Massive U.S. nonprofit health care system grappling with 'IT security issue'
One of the largest nonprofit health care systems in the U.S. is dealing with a wide-ranging IT security issue forcing it to shut off systems at some facilities.
CommonSpirit Health – which has more than 1,000 care sites and 140 hospitals in 21 states – said on Monday that it is “managing an IT security issue” impacting several electronic health record systems.
The Chicago-based company did not respond to requests for comment but said in a statement that it is “following existing protocols for system outages and taking steps to minimize the disruption.”
“As a result of this issue, we have rescheduled some patient appointments. Patients will be contacted directly by their provider and/or care facility if their appointment is impacted,” the company said.
The statement did little to assuage the anger of customers across the U.S. who reported having issues at their local hospital or with their doctor. Several patients said their doctors were having problems accessing the MyChart tool, which is produced by a company called Epic Systems.
An Epic Systems spokesperson said the outages were “an isolated incident with one customer: CommonSpirit Health.”
Several local news outlets across the U.S. reported on hospitals in their area facing issues due to the outage.
MercyOne Des Moines Medical Center had to divert ambulances on Monday due to the outage, and other issues were reported at CommonSpirit's facilities in Chattanooga, Tennessee.
The Omaha World-Herald reported that all CommonSpirit facilities in Omaha were impacted, including Lakeside Hospital, Creighton University Medical Center-Bergan Mercy and Immanuel Medical Center.
A Washington state news outlet said St. Michael Medical Center in Silverdale, Kitsap County's main hospital and St. Anthony Hospital in Gig Harbor have all been affected by the incident as well.
Although the company did not respond to requests from The Record about the nature of the incident, cybersecurity researchers including Kevin Beaumont suggested ransomware may be involved.
Ransomware attacks on health care organizations have continued throughout 2021 and 2022, including recent attacks on a California nonprofit in March and a major Texas hospital one month ago.
In August, the LockBit gang launched a devastating attack on a hospital about an hour south-east of Paris, which disrupted its medical imaging, patient admissions, and other services.

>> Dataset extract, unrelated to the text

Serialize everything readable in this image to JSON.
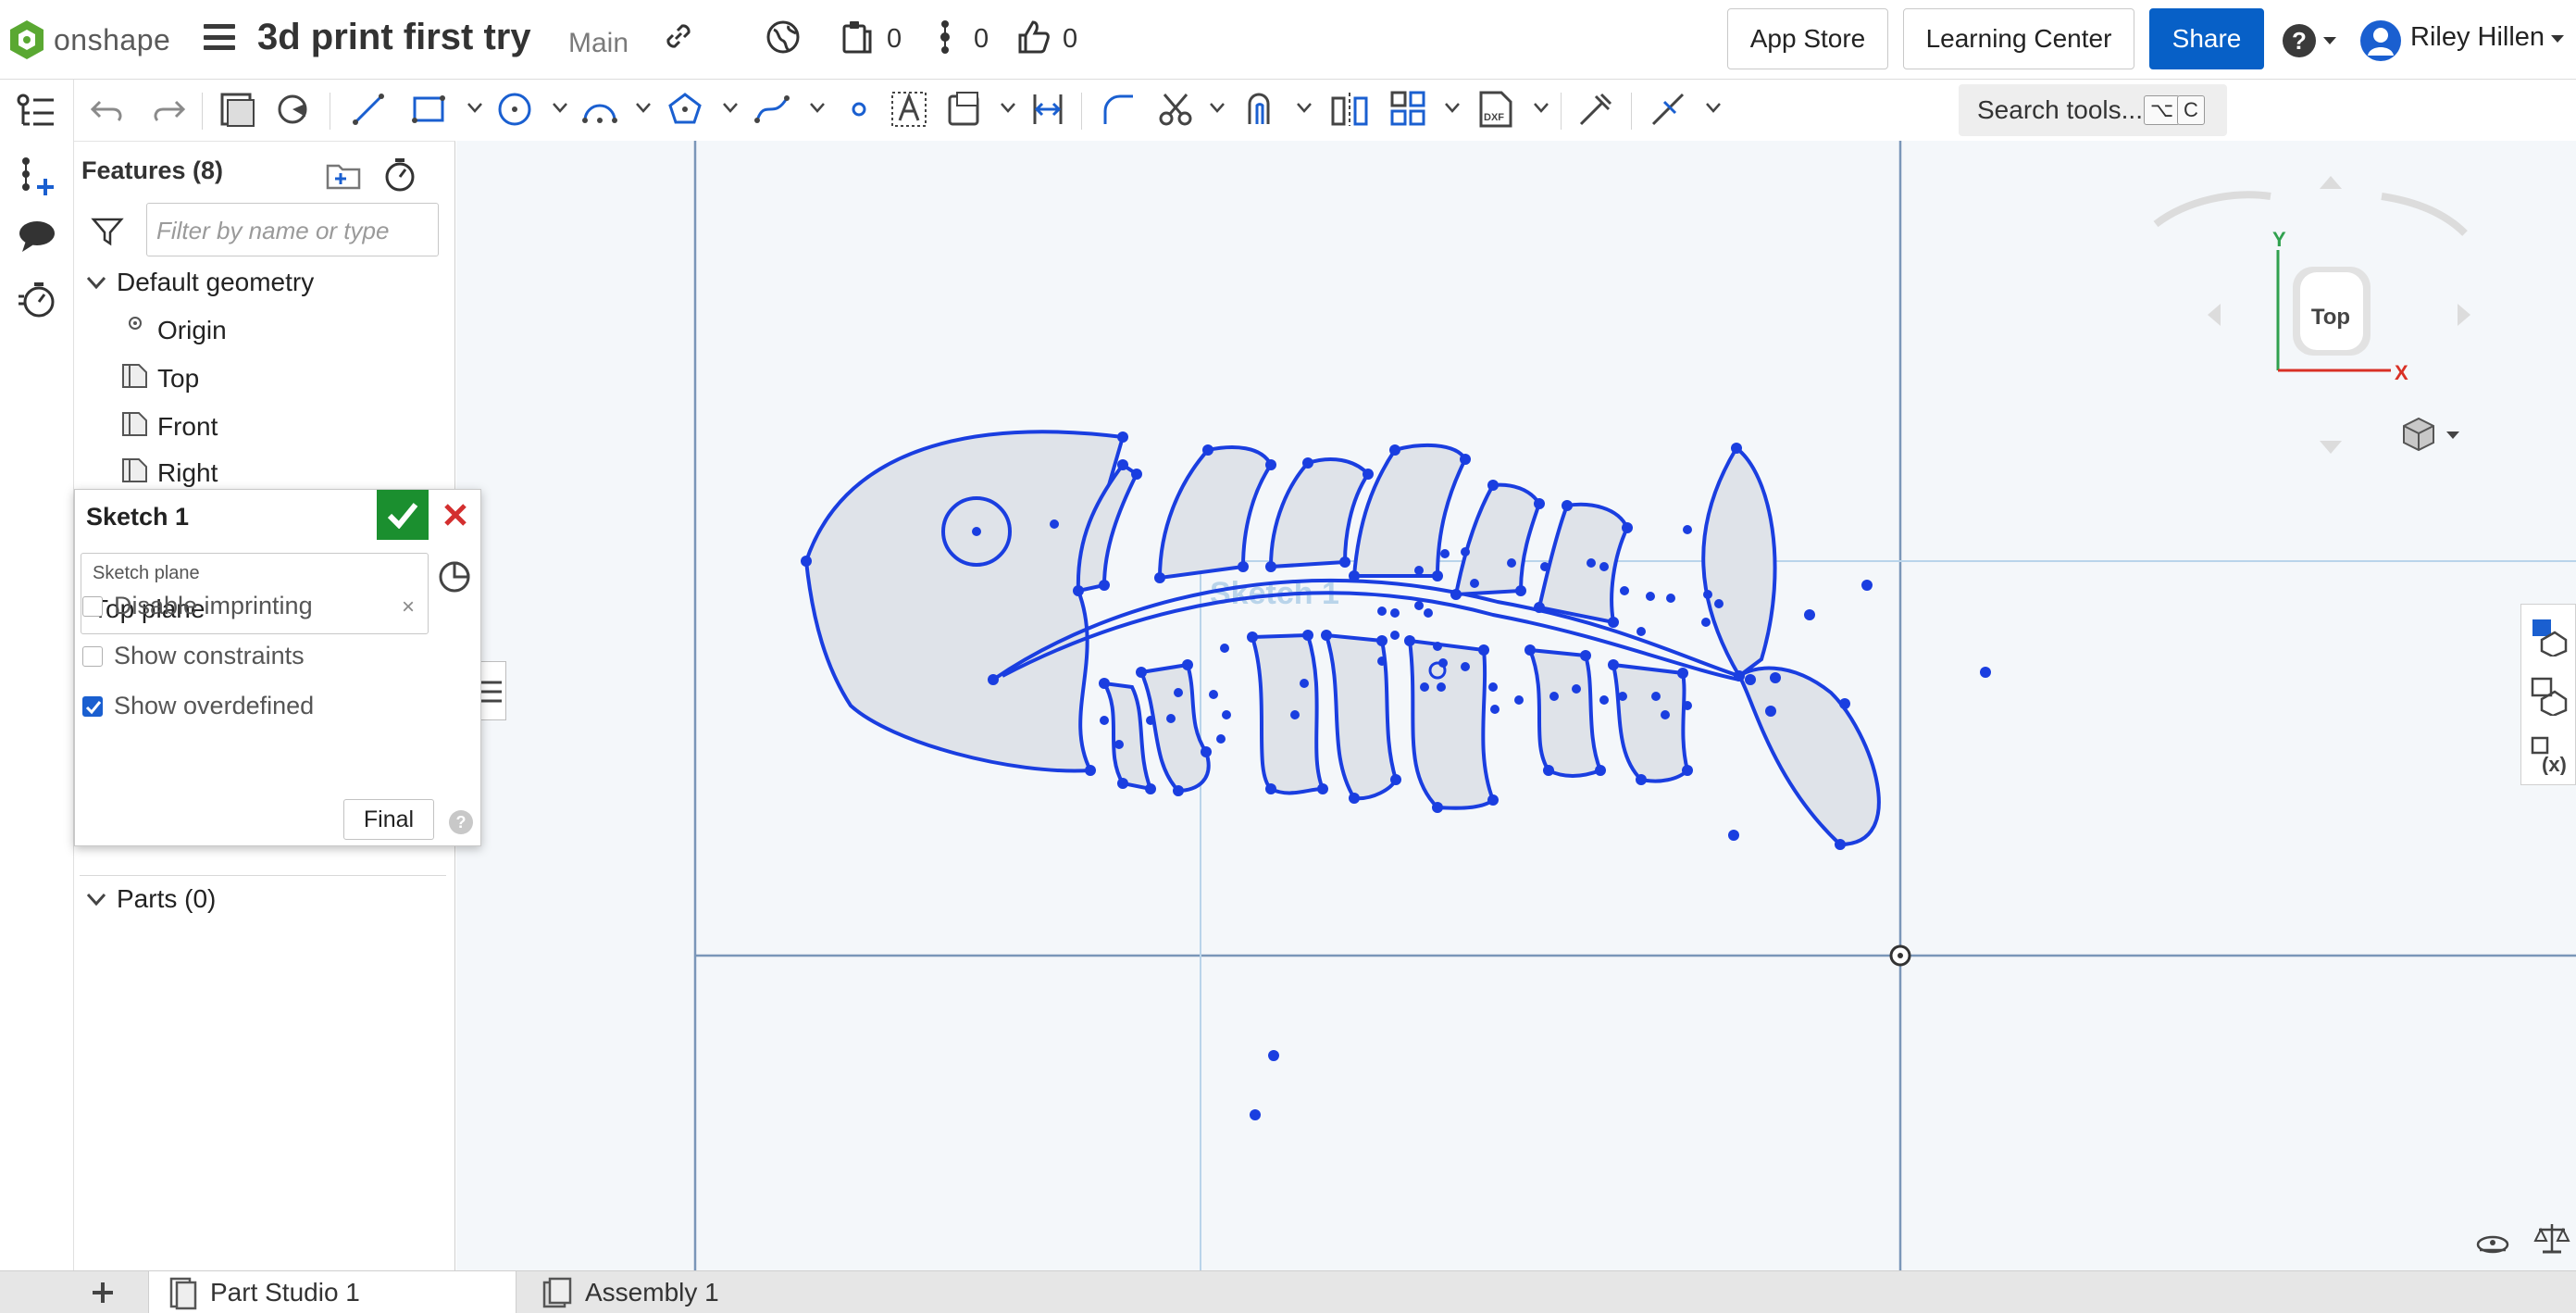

Ransomware groups and hackers have also made a point of targeting organizations throughout the health care supply chain like CommonSpirit in an effort to cause the maximum amount of damage.
The United Kingdom’s National Health Service is still struggling to cope with a ransomware attack on an IT provider this summer. The FBI warned two weeks ago that hackers are going after health care payment processors to steal data and money.
An August ransomware attack on printing and mailing services provider OneTouchPoint had several downstream effects on its customers, prompting it to release a data breach notice on behalf of 34 health care organizations.
In June, the sensitive information of two million people was accessed during a cyberattack on Shields Health Care Group, a Massachusetts-based health care organization that provides services to more than 50 hospitals and clinics across the northeast, including hospitals at higher-education institutions like Emerson College, University of Massachusetts, Tufts University, Wellesley College and more.
A February ransomware attack on medical debt collection firm Professional Finance Company caused a widespread data breach affecting 657 health care organizations.
Jonathan Greig is a Breaking News Reporter at Recorded Future News. Jonathan has worked across the globe as a journalist since 2014. Before moving back to New York City, he worked for news outlets in South Africa, Jordan and Cambodia. He previously covered cybersecurity at ZDNet and TechRepublic.